THE SENSE OF AN ENDING
Director: Ritesh Batra
Runtime: 108 minutes
If you’re looking for a 15 dollar nap to alleviate your insomnia, then by all means, you’re cordially invited to the Lincoln Plaza or the Landmark Sunshine in NYC where you can go, sit back, stare at the metronome of a story suspended before you, let the somnolence of this messy plot take you past the gates of Lethe. If you catch yourself snoring a litle, don’t despair — you won’t be alone. Just make sure you’re not in the middle of the theater, or close to the front. The Lincoln Plaza is basically the geriatric theater, and some of the older folk who attend movie screenings tend to be rather vocal at all times, commenting when they should be watching the film, so if your snore happens to catch their ears you can be sure they will let you know you are infringing on their viewing pleasure (as they themselves continue to yammer away at the tiniest scenes, or wonder who could that actress playing Jim Broadbent’s daughter be?).

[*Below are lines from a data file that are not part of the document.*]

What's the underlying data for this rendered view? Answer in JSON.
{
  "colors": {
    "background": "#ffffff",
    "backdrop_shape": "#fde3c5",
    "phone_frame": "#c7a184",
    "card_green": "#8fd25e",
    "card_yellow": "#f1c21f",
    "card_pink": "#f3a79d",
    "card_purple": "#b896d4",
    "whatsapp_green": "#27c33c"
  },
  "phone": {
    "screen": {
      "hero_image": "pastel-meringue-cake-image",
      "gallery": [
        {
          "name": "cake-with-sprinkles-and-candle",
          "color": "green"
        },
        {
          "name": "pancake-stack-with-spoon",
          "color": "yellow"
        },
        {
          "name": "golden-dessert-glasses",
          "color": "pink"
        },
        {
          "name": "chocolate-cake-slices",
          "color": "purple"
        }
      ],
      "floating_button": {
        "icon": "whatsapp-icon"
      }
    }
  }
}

Reader, what a colossal disappointment this movie is. After seeing the trailer on YouTube I went in, unsuspecting, hoping for a restrained drama that would eventually reveal its secrets after peeling back layers and layers of events half-mentioned, secrets half-disclosed, into some major revelation, something approaching catharsis. No. That never happens here. Nothing of consequence ever happens, and perhaps that is the point? That the effect we think we have on our friends and ex-college classmates wasn’t as important as we imagined it to be. Either/or, The Sense of an Ending, while it’s speckled with moments of curt humor between Jim Broadbent and Harriet Walker who play ex-spouses, or Broadbent and Michelle Dockery (as his lesbian daughter), the film’s backstory is merely filler treated in a way as to present a mystery that reveals more mysteries.
So, let’s get into the premise. Tony Webster (Broadbent) receives a notification that a woman he knew when he was in college, Sarah Ford (played in flashbacks by Emily Mortimer), the mother of a girl he awkwardly dated, has died and left him a diary for him to read. The conflict of the novel arises when the daughter (and former flame), Veronica (Charlotte Rampling) refuses to hand over the property. Conversations point to the fact that perhaps she isn’t willing to part just yet due to a personal attachment, which is entirely possible. All this looks like it should be some sort of romantic suspense story — will we learn the contents of the diary or not? — but Ritesh Batra holds off to this important plot point, preferring instead to go back in time to when Webster was in college, falling in love with Veronica, losing her to a close friend who it seems that he also held some affection (or is it attraction). It’s a problem because the entire movie hangs onto this One Thing, and when we finally get there, when Rampling finally enters the picture to deliver her Beatrice Straight scene (she essentially has one long scene with Broadbent, but is seen later in glimpses), it comes not as a revelation but a let-down.
This is why Sense of a an Ending is so disappointing. I don’t mind pictures that fail to disclose all of their secrets — if anything, sometimes that works to magnify a film’s allure — but when you have a story that is amplified up by bloat, and a main character who seems not to have grown over the years and reflected upon his own life and relation to others, you have a movie that is closer to dead on arrival.